Start of Dataset records

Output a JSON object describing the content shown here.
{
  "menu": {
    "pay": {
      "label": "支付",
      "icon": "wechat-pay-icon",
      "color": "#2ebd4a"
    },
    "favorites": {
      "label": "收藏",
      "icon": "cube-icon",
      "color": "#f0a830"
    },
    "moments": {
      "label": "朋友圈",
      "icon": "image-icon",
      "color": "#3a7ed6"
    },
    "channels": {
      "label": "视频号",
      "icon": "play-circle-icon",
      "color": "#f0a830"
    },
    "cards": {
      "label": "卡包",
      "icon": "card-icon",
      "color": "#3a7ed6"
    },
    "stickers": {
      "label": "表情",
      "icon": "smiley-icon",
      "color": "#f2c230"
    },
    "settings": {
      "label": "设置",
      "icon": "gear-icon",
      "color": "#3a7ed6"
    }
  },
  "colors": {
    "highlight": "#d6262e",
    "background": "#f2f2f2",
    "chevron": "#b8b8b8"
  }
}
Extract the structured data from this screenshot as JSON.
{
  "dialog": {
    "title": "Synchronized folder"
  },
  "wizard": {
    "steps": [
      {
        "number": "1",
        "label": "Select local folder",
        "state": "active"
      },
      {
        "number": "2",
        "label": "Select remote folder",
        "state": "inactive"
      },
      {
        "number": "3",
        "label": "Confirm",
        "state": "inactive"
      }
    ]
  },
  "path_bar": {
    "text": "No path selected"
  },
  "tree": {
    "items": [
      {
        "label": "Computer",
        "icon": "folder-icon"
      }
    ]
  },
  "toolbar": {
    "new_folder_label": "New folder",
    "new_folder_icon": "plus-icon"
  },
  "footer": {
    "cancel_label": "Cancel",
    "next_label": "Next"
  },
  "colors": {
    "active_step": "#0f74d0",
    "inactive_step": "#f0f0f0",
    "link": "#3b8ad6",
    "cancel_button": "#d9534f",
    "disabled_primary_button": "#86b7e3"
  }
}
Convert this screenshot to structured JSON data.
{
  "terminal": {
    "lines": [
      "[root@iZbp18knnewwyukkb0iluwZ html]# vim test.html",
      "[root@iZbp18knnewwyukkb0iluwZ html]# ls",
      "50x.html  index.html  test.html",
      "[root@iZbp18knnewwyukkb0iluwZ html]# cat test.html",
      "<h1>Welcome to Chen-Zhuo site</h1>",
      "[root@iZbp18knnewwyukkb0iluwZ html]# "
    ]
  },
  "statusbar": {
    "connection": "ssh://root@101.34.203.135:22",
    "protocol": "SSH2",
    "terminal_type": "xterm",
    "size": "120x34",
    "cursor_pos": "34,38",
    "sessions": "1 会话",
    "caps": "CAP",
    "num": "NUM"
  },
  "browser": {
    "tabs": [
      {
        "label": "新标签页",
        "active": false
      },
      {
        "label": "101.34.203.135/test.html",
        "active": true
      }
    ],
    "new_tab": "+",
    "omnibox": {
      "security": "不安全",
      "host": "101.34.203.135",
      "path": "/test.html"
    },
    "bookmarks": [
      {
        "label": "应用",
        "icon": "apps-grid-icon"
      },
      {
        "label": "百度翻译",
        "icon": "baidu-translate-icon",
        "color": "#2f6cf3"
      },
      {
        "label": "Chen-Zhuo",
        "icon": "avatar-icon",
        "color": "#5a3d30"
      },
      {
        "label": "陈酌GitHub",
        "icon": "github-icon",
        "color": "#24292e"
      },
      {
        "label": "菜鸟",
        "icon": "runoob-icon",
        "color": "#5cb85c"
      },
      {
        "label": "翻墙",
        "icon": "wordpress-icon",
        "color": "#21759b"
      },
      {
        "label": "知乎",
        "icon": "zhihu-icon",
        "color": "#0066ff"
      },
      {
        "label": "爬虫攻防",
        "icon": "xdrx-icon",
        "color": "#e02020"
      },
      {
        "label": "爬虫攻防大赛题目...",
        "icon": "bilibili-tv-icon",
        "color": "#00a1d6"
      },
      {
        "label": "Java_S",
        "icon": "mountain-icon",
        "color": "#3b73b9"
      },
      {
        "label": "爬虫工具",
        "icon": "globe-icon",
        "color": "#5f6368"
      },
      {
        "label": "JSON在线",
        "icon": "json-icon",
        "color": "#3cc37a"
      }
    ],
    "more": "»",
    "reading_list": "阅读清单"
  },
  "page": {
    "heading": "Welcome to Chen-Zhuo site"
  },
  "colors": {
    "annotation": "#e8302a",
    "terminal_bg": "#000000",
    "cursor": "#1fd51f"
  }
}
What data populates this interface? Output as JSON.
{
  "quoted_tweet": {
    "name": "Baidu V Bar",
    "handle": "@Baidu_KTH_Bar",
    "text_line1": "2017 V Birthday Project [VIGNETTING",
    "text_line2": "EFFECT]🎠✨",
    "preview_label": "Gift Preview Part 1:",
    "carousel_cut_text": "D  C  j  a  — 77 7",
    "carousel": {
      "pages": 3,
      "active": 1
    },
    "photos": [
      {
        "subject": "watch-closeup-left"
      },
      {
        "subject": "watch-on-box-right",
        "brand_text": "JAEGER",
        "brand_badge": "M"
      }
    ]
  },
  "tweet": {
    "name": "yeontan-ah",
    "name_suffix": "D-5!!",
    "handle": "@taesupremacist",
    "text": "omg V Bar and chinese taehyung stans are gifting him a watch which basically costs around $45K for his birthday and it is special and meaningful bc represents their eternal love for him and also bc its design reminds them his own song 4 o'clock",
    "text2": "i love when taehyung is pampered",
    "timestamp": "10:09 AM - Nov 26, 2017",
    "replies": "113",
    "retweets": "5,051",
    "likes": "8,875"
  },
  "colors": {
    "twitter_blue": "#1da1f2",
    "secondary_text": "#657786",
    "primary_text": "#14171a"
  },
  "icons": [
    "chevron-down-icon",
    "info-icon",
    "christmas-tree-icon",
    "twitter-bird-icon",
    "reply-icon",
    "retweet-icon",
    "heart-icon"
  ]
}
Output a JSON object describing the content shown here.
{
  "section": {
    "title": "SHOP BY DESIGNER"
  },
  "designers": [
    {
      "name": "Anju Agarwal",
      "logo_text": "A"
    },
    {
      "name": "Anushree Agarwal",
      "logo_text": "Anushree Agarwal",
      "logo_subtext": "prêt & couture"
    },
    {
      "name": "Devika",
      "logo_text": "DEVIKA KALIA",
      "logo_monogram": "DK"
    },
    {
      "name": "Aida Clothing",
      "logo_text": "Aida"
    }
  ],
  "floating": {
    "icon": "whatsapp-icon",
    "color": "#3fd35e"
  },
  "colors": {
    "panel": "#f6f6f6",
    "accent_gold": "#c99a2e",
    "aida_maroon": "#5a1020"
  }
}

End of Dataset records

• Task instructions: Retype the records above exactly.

• Task answer:
Output a JSON object describing the content shown here.
{
  "menu": {
    "pay": {
      "label": "支付",
      "icon": "wechat-pay-icon",
      "color": "#2ebd4a"
    },
    "favorites": {
      "label": "收藏",
      "icon": "cube-icon",
      "color": "#f0a830"
    },
    "moments": {
      "label": "朋友圈",
      "icon": "image-icon",
      "color": "#3a7ed6"
    },
    "channels": {
      "label": "视频号",
      "icon": "play-circle-icon",
      "color": "#f0a830"
    },
    "cards": {
      "label": "卡包",
      "icon": "card-icon",
      "color": "#3a7ed6"
    },
    "stickers": {
      "label": "表情",
      "icon": "smiley-icon",
      "color": "#f2c230"
    },
    "settings": {
      "label": "设置",
      "icon": "gear-icon",
      "color": "#3a7ed6"
    }
  },
  "colors": {
    "highlight": "#d6262e",
    "background": "#f2f2f2",
    "chevron": "#b8b8b8"
  }
}
Extract the structured data from this screenshot as JSON.
{
  "dialog": {
    "title": "Synchronized folder"
  },
  "wizard": {
    "steps": [
      {
        "number": "1",
        "label": "Select local folder",
        "state": "active"
      },
      {
        "number": "2",
        "label": "Select remote folder",
        "state": "inactive"
      },
      {
        "number": "3",
        "label": "Confirm",
        "state": "inactive"
      }
    ]
  },
  "path_bar": {
    "text": "No path selected"
  },
  "tree": {
    "items": [
      {
        "label": "Computer",
        "icon": "folder-icon"
      }
    ]
  },
  "toolbar": {
    "new_folder_label": "New folder",
    "new_folder_icon": "plus-icon"
  },
  "footer": {
    "cancel_label": "Cancel",
    "next_label": "Next"
  },
  "colors": {
    "active_step": "#0f74d0",
    "inactive_step": "#f0f0f0",
    "link": "#3b8ad6",
    "cancel_button": "#d9534f",
    "disabled_primary_button": "#86b7e3"
  }
}
Convert this screenshot to structured JSON data.
{
  "terminal": {
    "lines": [
      "[root@iZbp18knnewwyukkb0iluwZ html]# vim test.html",
      "[root@iZbp18knnewwyukkb0iluwZ html]# ls",
      "50x.html  index.html  test.html",
      "[root@iZbp18knnewwyukkb0iluwZ html]# cat test.html",
      "<h1>Welcome to Chen-Zhuo site</h1>",
      "[root@iZbp18knnewwyukkb0iluwZ html]# "
    ]
  },
  "statusbar": {
    "connection": "ssh://root@101.34.203.135:22",
    "protocol": "SSH2",
    "terminal_type": "xterm",
    "size": "120x34",
    "cursor_pos": "34,38",
    "sessions": "1 会话",
    "caps": "CAP",
    "num": "NUM"
  },
  "browser": {
    "tabs": [
      {
        "label": "新标签页",
        "active": false
      },
      {
        "label": "101.34.203.135/test.html",
        "active": true
      }
    ],
    "new_tab": "+",
    "omnibox": {
      "security": "不安全",
      "host": "101.34.203.135",
      "path": "/test.html"
    },
    "bookmarks": [
      {
        "label": "应用",
        "icon": "apps-grid-icon"
      },
      {
        "label": "百度翻译",
        "icon": "baidu-translate-icon",
        "color": "#2f6cf3"
      },
      {
        "label": "Chen-Zhuo",
        "icon": "avatar-icon",
        "color": "#5a3d30"
      },
      {
        "label": "陈酌GitHub",
        "icon": "github-icon",
        "color": "#24292e"
      },
      {
        "label": "菜鸟",
        "icon": "runoob-icon",
        "color": "#5cb85c"
      },
      {
        "label": "翻墙",
        "icon": "wordpress-icon",
        "color": "#21759b"
      },
      {
        "label": "知乎",
        "icon": "zhihu-icon",
        "color": "#0066ff"
      },
      {
        "label": "爬虫攻防",
        "icon": "xdrx-icon",
        "color": "#e02020"
      },
      {
        "label": "爬虫攻防大赛题目...",
        "icon": "bilibili-tv-icon",
        "color": "#00a1d6"
      },
      {
        "label": "Java_S",
        "icon": "mountain-icon",
        "color": "#3b73b9"
      },
      {
        "label": "爬虫工具",
        "icon": "globe-icon",
        "color": "#5f6368"
      },
      {
        "label": "JSON在线",
        "icon": "json-icon",
        "color": "#3cc37a"
      }
    ],
    "more": "»",
    "reading_list": "阅读清单"
  },
  "page": {
    "heading": "Welcome to Chen-Zhuo site"
  },
  "colors": {
    "annotation": "#e8302a",
    "terminal_bg": "#000000",
    "cursor": "#1fd51f"
  }
}
What data populates this interface? Output as JSON.
{
  "quoted_tweet": {
    "name": "Baidu V Bar",
    "handle": "@Baidu_KTH_Bar",
    "text_line1": "2017 V Birthday Project [VIGNETTING",
    "text_line2": "EFFECT]🎠✨",
    "preview_label": "Gift Preview Part 1:",
    "carousel_cut_text": "D  C  j  a  — 77 7",
    "carousel": {
      "pages": 3,
      "active": 1
    },
    "photos": [
      {
        "subject": "watch-closeup-left"
      },
      {
        "subject": "watch-on-box-right",
        "brand_text": "JAEGER",
        "brand_badge": "M"
      }
    ]
  },
  "tweet": {
    "name": "yeontan-ah",
    "name_suffix": "D-5!!",
    "handle": "@taesupremacist",
    "text": "omg V Bar and chinese taehyung stans are gifting him a watch which basically costs around $45K for his birthday and it is special and meaningful bc represents their eternal love for him and also bc its design reminds them his own song 4 o'clock",
    "text2": "i love when taehyung is pampered",
    "timestamp": "10:09 AM - Nov 26, 2017",
    "replies": "113",
    "retweets": "5,051",
    "likes": "8,875"
  },
  "colors": {
    "twitter_blue": "#1da1f2",
    "secondary_text": "#657786",
    "primary_text": "#14171a"
  },
  "icons": [
    "chevron-down-icon",
    "info-icon",
    "christmas-tree-icon",
    "twitter-bird-icon",
    "reply-icon",
    "retweet-icon",
    "heart-icon"
  ]
}
Output a JSON object describing the content shown here.
{
  "section": {
    "title": "SHOP BY DESIGNER"
  },
  "designers": [
    {
      "name": "Anju Agarwal",
      "logo_text": "A"
    },
    {
      "name": "Anushree Agarwal",
      "logo_text": "Anushree Agarwal",
      "logo_subtext": "prêt & couture"
    },
    {
      "name": "Devika",
      "logo_text": "DEVIKA KALIA",
      "logo_monogram": "DK"
    },
    {
      "name": "Aida Clothing",
      "logo_text": "Aida"
    }
  ],
  "floating": {
    "icon": "whatsapp-icon",
    "color": "#3fd35e"
  },
  "colors": {
    "panel": "#f6f6f6",
    "accent_gold": "#c99a2e",
    "aida_maroon": "#5a1020"
  }
}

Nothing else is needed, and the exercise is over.